→ DIRECTIONS: Isolate every line in the data with the string "видеозвонки" and copy it.

→ DATA FOR THIS EXERCISE:
Segment Open
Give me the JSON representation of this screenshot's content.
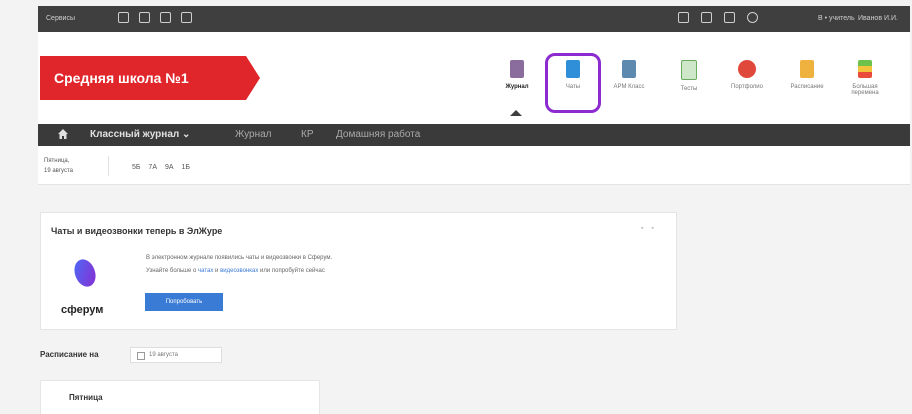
{
  "topbar": {
    "services_label": "Сервисы",
    "user_label": "В • учитель",
    "user_name": "Иванов И.И."
  },
  "school": {
    "title": "Средняя школа №1"
  },
  "modules": [
    {
      "label": "Журнал",
      "icon": "journal-icon"
    },
    {
      "label": "Чаты",
      "icon": "chats-icon"
    },
    {
      "label": "АРМ Класс",
      "icon": "class-icon"
    },
    {
      "label": "Тесты",
      "icon": "tests-icon"
    },
    {
      "label": "Портфолио",
      "icon": "portfolio-icon"
    },
    {
      "label": "Расписание",
      "icon": "schedule-icon"
    },
    {
      "label": "Большая перемена",
      "icon": "break-icon"
    }
  ],
  "nav": {
    "main": "Классный журнал ⌄",
    "items": [
      "Журнал",
      "КР",
      "Домашняя работа"
    ]
  },
  "day": {
    "line1": "Пятница,",
    "line2": "19 августа",
    "classes": "5Б 7А 9А 1Б"
  },
  "promo": {
    "title": "Чаты и видеозвонки теперь в ЭлЖуре",
    "text1": "В электронном журнале появились чаты и видеозвонки в Сферум.",
    "text2_a": "Узнайте больше о ",
    "text2_link1": "чатах",
    "text2_b": " и ",
    "text2_link2": "видеозвонках",
    "text2_c": " или попробуйте сейчас",
    "button": "Попробовать",
    "brand": "сферум"
  },
  "schedule": {
    "label": "Расписание на",
    "date": "19 августа",
    "day": "Пятница"
  },
  "colors": {
    "brand_red": "#e0262b",
    "highlight": "#8b2bd0",
    "primary": "#3a7bd5"
  }
}
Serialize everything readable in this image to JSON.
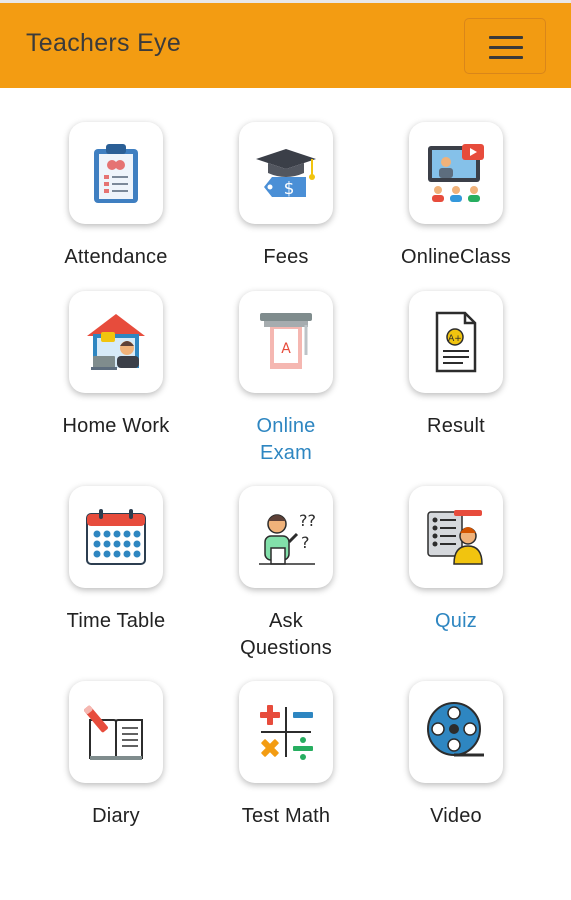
{
  "app": {
    "title": "Teachers Eye"
  },
  "colors": {
    "header": "#f39c12",
    "link": "#2e86c1",
    "text": "#222222"
  },
  "tiles": [
    {
      "label": "Attendance",
      "icon": "clipboard-icon",
      "link": false
    },
    {
      "label": "Fees",
      "icon": "graduation-fee-icon",
      "link": false
    },
    {
      "label": "OnlineClass",
      "icon": "online-class-icon",
      "link": false
    },
    {
      "label": "Home Work",
      "icon": "home-work-icon",
      "link": false
    },
    {
      "label": "Online\nExam",
      "icon": "exam-sheet-icon",
      "link": true
    },
    {
      "label": "Result",
      "icon": "result-doc-icon",
      "link": false
    },
    {
      "label": "Time Table",
      "icon": "calendar-icon",
      "link": false
    },
    {
      "label": "Ask\nQuestions",
      "icon": "question-person-icon",
      "link": false
    },
    {
      "label": "Quiz",
      "icon": "quiz-icon",
      "link": true
    },
    {
      "label": "Diary",
      "icon": "diary-book-icon",
      "link": false
    },
    {
      "label": "Test Math",
      "icon": "math-symbols-icon",
      "link": false
    },
    {
      "label": "Video",
      "icon": "film-reel-icon",
      "link": false
    }
  ]
}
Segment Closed
→ RESULT BELOW:
    "title": "Чаты и видеозвонки теперь в ЭлЖуре",
    "text1": "В электронном журнале появились чаты и видеозвонки в Сферум.",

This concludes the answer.